Nationwide, US deaths totalled 47,050 on Wednesday, up about 1800, with some states yet to report.

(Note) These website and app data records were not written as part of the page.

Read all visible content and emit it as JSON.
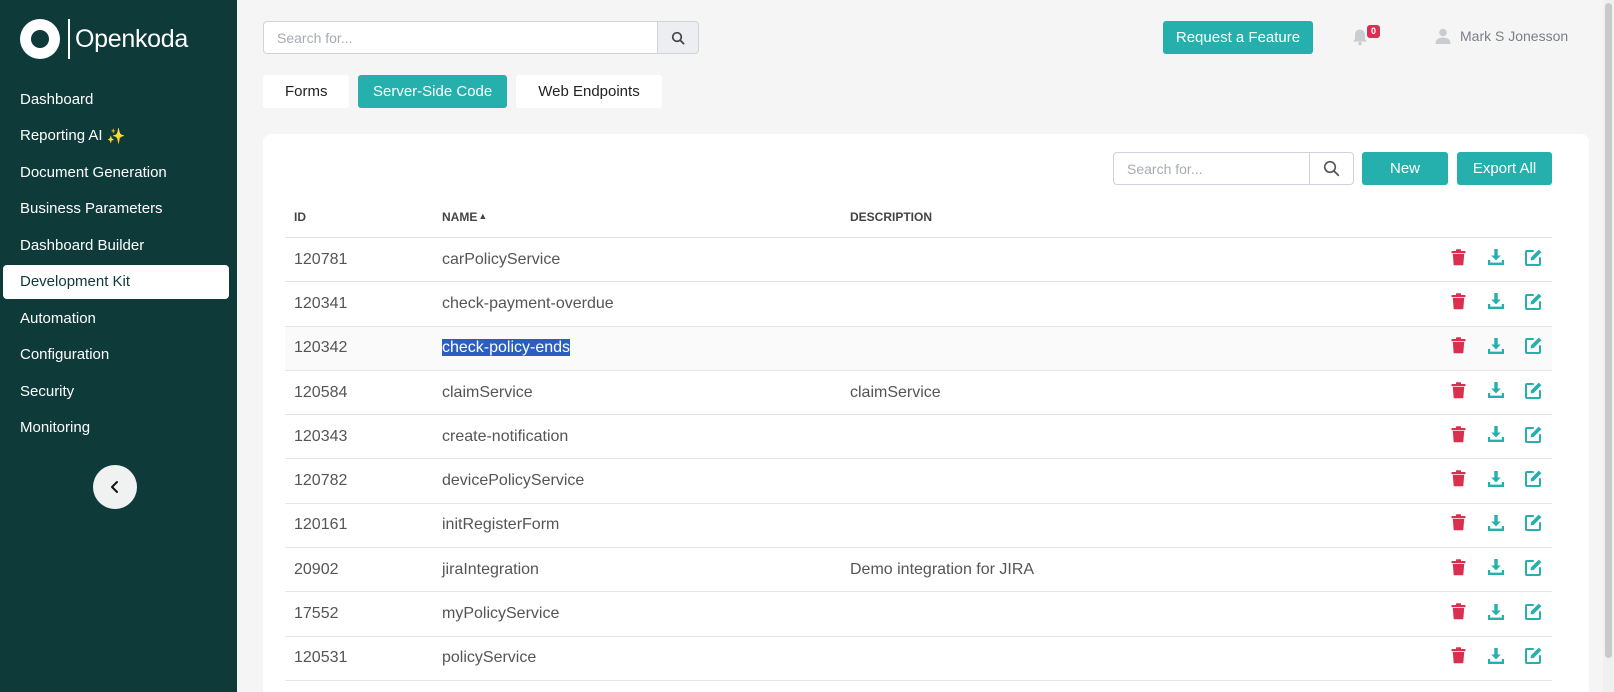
{
  "app": {
    "name": "Openkoda"
  },
  "sidebar": {
    "items": [
      {
        "label": "Dashboard",
        "name": "sidebar-item-dashboard"
      },
      {
        "label": "Reporting AI",
        "name": "sidebar-item-reporting-ai",
        "emoji": "✨"
      },
      {
        "label": "Document Generation",
        "name": "sidebar-item-document-generation"
      },
      {
        "label": "Business Parameters",
        "name": "sidebar-item-business-parameters"
      },
      {
        "label": "Dashboard Builder",
        "name": "sidebar-item-dashboard-builder"
      },
      {
        "label": "Development Kit",
        "name": "sidebar-item-development-kit",
        "active": true
      },
      {
        "label": "Automation",
        "name": "sidebar-item-automation"
      },
      {
        "label": "Configuration",
        "name": "sidebar-item-configuration"
      },
      {
        "label": "Security",
        "name": "sidebar-item-security"
      },
      {
        "label": "Monitoring",
        "name": "sidebar-item-monitoring"
      }
    ]
  },
  "header": {
    "search_placeholder": "Search for...",
    "request_feature_label": "Request a Feature",
    "notification_count": "0",
    "user_name": "Mark S Jonesson"
  },
  "tabs": [
    {
      "label": "Forms",
      "active": false
    },
    {
      "label": "Server-Side Code",
      "active": true
    },
    {
      "label": "Web Endpoints",
      "active": false
    }
  ],
  "table_toolbar": {
    "search_placeholder": "Search for...",
    "new_label": "New",
    "export_label": "Export All"
  },
  "table": {
    "columns": [
      "ID",
      "NAME",
      "DESCRIPTION"
    ],
    "sort_indicator": "▲",
    "rows": [
      {
        "id": "120781",
        "name": "carPolicyService",
        "description": ""
      },
      {
        "id": "120341",
        "name": "check-payment-overdue",
        "description": ""
      },
      {
        "id": "120342",
        "name": "check-policy-ends",
        "description": "",
        "selected": true
      },
      {
        "id": "120584",
        "name": "claimService",
        "description": "claimService"
      },
      {
        "id": "120343",
        "name": "create-notification",
        "description": ""
      },
      {
        "id": "120782",
        "name": "devicePolicyService",
        "description": ""
      },
      {
        "id": "120161",
        "name": "initRegisterForm",
        "description": ""
      },
      {
        "id": "20902",
        "name": "jiraIntegration",
        "description": "Demo integration for JIRA"
      },
      {
        "id": "17552",
        "name": "myPolicyService",
        "description": ""
      },
      {
        "id": "120531",
        "name": "policyService",
        "description": ""
      }
    ]
  },
  "colors": {
    "sidebar_bg": "#0e3a3a",
    "accent": "#25b0ad",
    "delete": "#d9304f"
  }
}
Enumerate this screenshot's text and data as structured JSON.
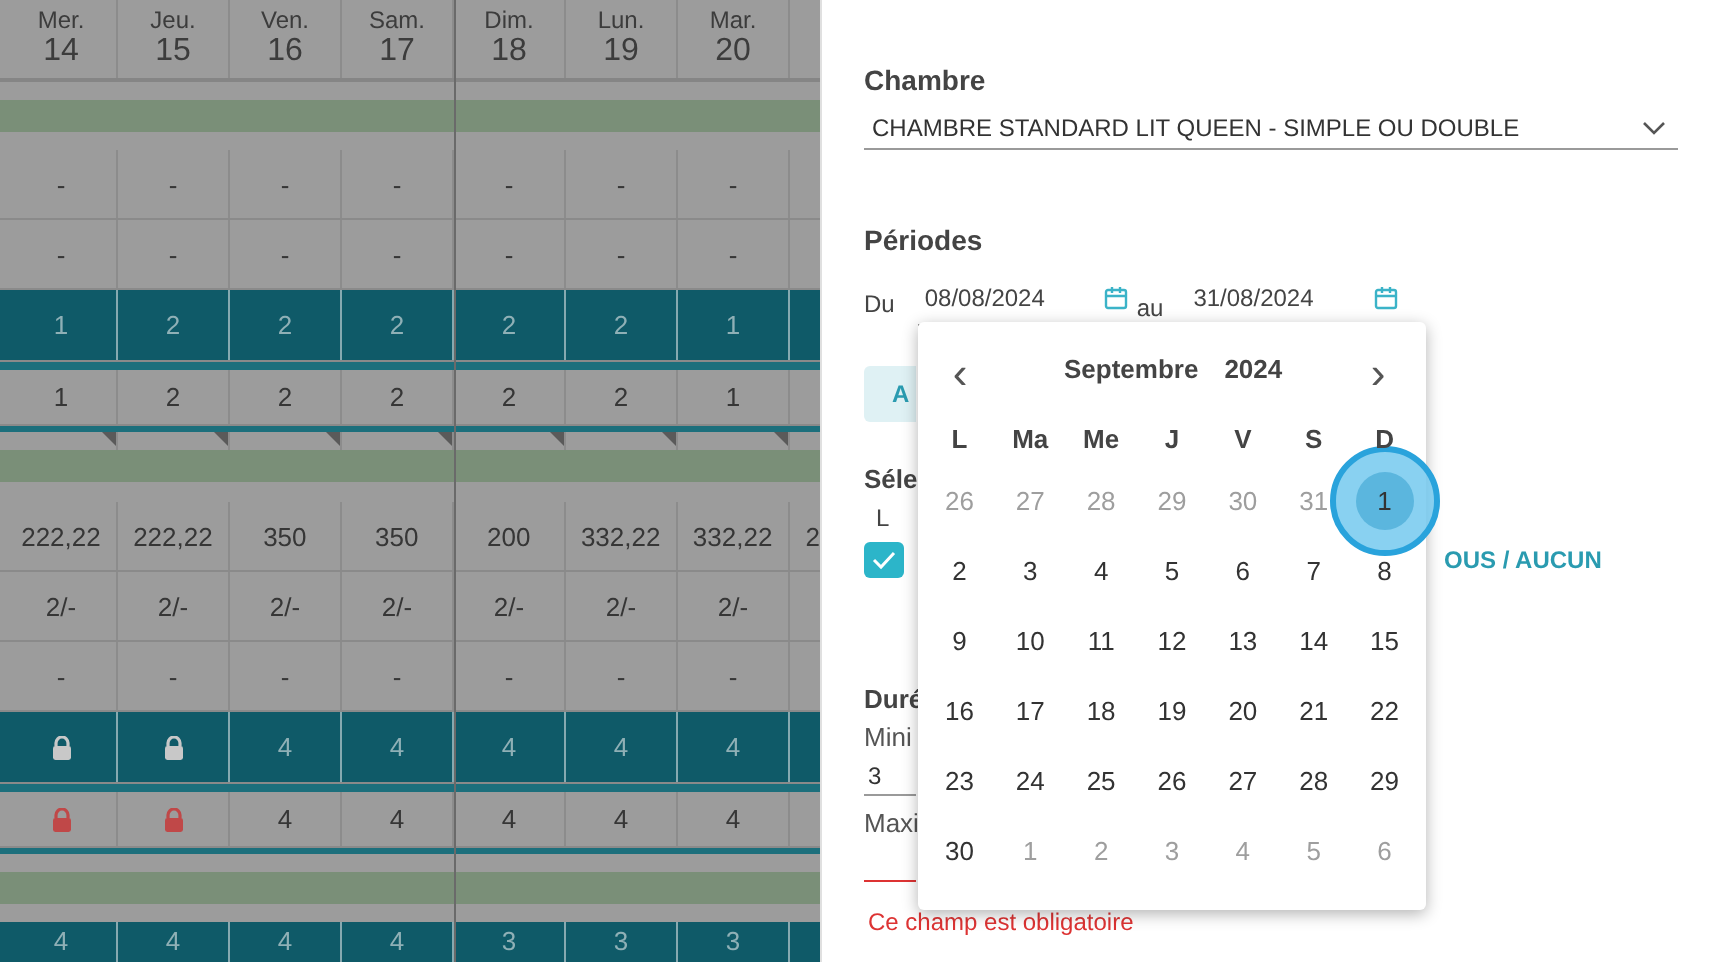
{
  "grid": {
    "rows": [
      {
        "kind": "header",
        "cells": [
          {
            "day": "Mer.",
            "date": "14"
          },
          {
            "day": "Jeu.",
            "date": "15"
          },
          {
            "day": "Ven.",
            "date": "16"
          },
          {
            "day": "Sam.",
            "date": "17"
          },
          {
            "day": "Dim.",
            "date": "18"
          },
          {
            "day": "Lun.",
            "date": "19"
          },
          {
            "day": "Mar.",
            "date": "20"
          }
        ]
      },
      {
        "kind": "band"
      },
      {
        "kind": "plain",
        "cells": [
          "-",
          "-",
          "-",
          "-",
          "-",
          "-",
          "-"
        ]
      },
      {
        "kind": "plain",
        "cells": [
          "-",
          "-",
          "-",
          "-",
          "-",
          "-",
          "-"
        ]
      },
      {
        "kind": "teal",
        "cells": [
          "1",
          "2",
          "2",
          "2",
          "2",
          "2",
          "1"
        ]
      },
      {
        "kind": "plain_bar",
        "cells": [
          "1",
          "2",
          "2",
          "2",
          "2",
          "2",
          "1"
        ]
      },
      {
        "kind": "band_flag"
      },
      {
        "kind": "plain",
        "cells": [
          "222,22",
          "222,22",
          "350",
          "350",
          "200",
          "332,22",
          "332,22"
        ],
        "overflow": "2"
      },
      {
        "kind": "plain",
        "cells": [
          "2/-",
          "2/-",
          "2/-",
          "2/-",
          "2/-",
          "2/-",
          "2/-"
        ]
      },
      {
        "kind": "plain",
        "cells": [
          "-",
          "-",
          "-",
          "-",
          "-",
          "-",
          "-"
        ]
      },
      {
        "kind": "teal",
        "cells": [
          {
            "kind": "lock"
          },
          {
            "kind": "lock"
          },
          "4",
          "4",
          "4",
          "4",
          "4"
        ]
      },
      {
        "kind": "plain_bar",
        "cells": [
          {
            "kind": "lock"
          },
          {
            "kind": "lock"
          },
          "4",
          "4",
          "4",
          "4",
          "4"
        ]
      },
      {
        "kind": "band"
      },
      {
        "kind": "teal",
        "cells": [
          "4",
          "4",
          "4",
          "4",
          "3",
          "3",
          "3"
        ]
      }
    ]
  },
  "panel": {
    "room_label": "Chambre",
    "room_value": "CHAMBRE STANDARD LIT QUEEN - SIMPLE OU DOUBLE",
    "periods_label": "Périodes",
    "from_label": "Du",
    "from_value": "08/08/2024",
    "to_label": "au",
    "to_value": "31/08/2024",
    "add_button": "A",
    "selection_label": "Séle",
    "day_label": "L",
    "day_checked": true,
    "all_none_link": "OUS / AUCUN",
    "duration_label": "Duré",
    "min_label": "Mini",
    "min_value": "3",
    "max_label": "Maxi",
    "max_error": true,
    "error_text": "Ce champ est obligatoire"
  },
  "calendar": {
    "month": "Septembre",
    "year": "2024",
    "prev": "‹",
    "next": "›",
    "weekdays": [
      "L",
      "Ma",
      "Me",
      "J",
      "V",
      "S",
      "D"
    ],
    "weeks": [
      [
        {
          "label": "26",
          "muted": true
        },
        {
          "label": "27",
          "muted": true
        },
        {
          "label": "28",
          "muted": true
        },
        {
          "label": "29",
          "muted": true
        },
        {
          "label": "30",
          "muted": true
        },
        {
          "label": "31",
          "muted": true
        },
        {
          "label": "1",
          "muted": false,
          "focused": true
        }
      ],
      [
        {
          "label": "2",
          "muted": false
        },
        {
          "label": "3",
          "muted": false
        },
        {
          "label": "4",
          "muted": false
        },
        {
          "label": "5",
          "muted": false
        },
        {
          "label": "6",
          "muted": false
        },
        {
          "label": "7",
          "muted": false
        },
        {
          "label": "8",
          "muted": false
        }
      ],
      [
        {
          "label": "9",
          "muted": false
        },
        {
          "label": "10",
          "muted": false
        },
        {
          "label": "11",
          "muted": false
        },
        {
          "label": "12",
          "muted": false
        },
        {
          "label": "13",
          "muted": false
        },
        {
          "label": "14",
          "muted": false
        },
        {
          "label": "15",
          "muted": false
        }
      ],
      [
        {
          "label": "16",
          "muted": false
        },
        {
          "label": "17",
          "muted": false
        },
        {
          "label": "18",
          "muted": false
        },
        {
          "label": "19",
          "muted": false
        },
        {
          "label": "20",
          "muted": false
        },
        {
          "label": "21",
          "muted": false
        },
        {
          "label": "22",
          "muted": false
        }
      ],
      [
        {
          "label": "23",
          "muted": false
        },
        {
          "label": "24",
          "muted": false
        },
        {
          "label": "25",
          "muted": false
        },
        {
          "label": "26",
          "muted": false
        },
        {
          "label": "27",
          "muted": false
        },
        {
          "label": "28",
          "muted": false
        },
        {
          "label": "29",
          "muted": false
        }
      ],
      [
        {
          "label": "30",
          "muted": false
        },
        {
          "label": "1",
          "muted": true
        },
        {
          "label": "2",
          "muted": true
        },
        {
          "label": "3",
          "muted": true
        },
        {
          "label": "4",
          "muted": true
        },
        {
          "label": "5",
          "muted": true
        },
        {
          "label": "6",
          "muted": true
        }
      ]
    ]
  }
}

The US has the world’s largest number of cases at over 830,000.

The news comes as more states in the US signal their readiness to reopen their economies in hopes the worst of the coronavirus pandemic has passed, but California’s governor is holding firm on stay-at-home orders and business closures.

The patchwork of still-evolving orders across the 50 states meant some Americans were still confined indefinitely to their homes, unable to work, while others began to venture out for the first time in weeks.

“I wish I could prescribe a specific date to say that we can turn on that light switch and go back to normalcy,” California Governor Gavin Newsom, a Democrat, said in his daily remarks to the nation’s most-populous state.

The governor said that among the steps health officials would need to take before 40 million Californians could return to jobs, schools and stores would be ramping up testing for the virus to 25,000 patients a day.

Mr Newsom said President Donald Trump had committed to sending 100,000 testing swabs next week and 250,000 the following week.

Michigan Governor Gretchen Whitmer, a Democrat who has faced criticism from conservative activists over her strict stay-at-home policies, said she would announce more details on Friday (local time) on her planned reopening of the state’s economy.

Ohio officials said they would soon disclose their plans as well and governors of Midwest states have said they were working together to sketch out a plan for lifting the restrictions.

In Texas, Governor Greg Abbott said he would announce in detail next week preparations to reopen as many businesses as possible in the first week of May.

Georgia, South Carolina and several other Southern states have already begun reopening their economies, facing criticism from some health experts who warn that doing so too quickly could trigger a new surge in cases of COVID-19.

Mr Trump said, however, that Georgia’s plan to open businesses such as barber shops, nail salons and bowling alleys this week was too soon “and I told the governor that,” he told a White House briefing.

According to a model maintained by the Institute for Health Metrics and Evaluation at the University of Washington, which is used by the White House, South Carolina and Georgia should not open until June 5 and June 19, respectively.

The restrictions have battered the US economy, with mandatory business closures leaving millions of Americans unemployed.

New York Governor Andrew Cuomo, a Democrat, said his state had 474 COVID-19 deaths in the past day, its lowest since April 1, and was showing more signs that the worst was over, including a drop in hospitalisations.

But Mr Cuomo warned of a potential “second wave” if restrictions were relaxed irresponsibly.

“This is no time to act stupidly,” said Mr Cuomo, whose state has been the US epicentre of the pandemic. “More people are going to die if we are not smart.”

“We make a bad move, it’s going to set us back,” Mr Cuomo said.

-with agencies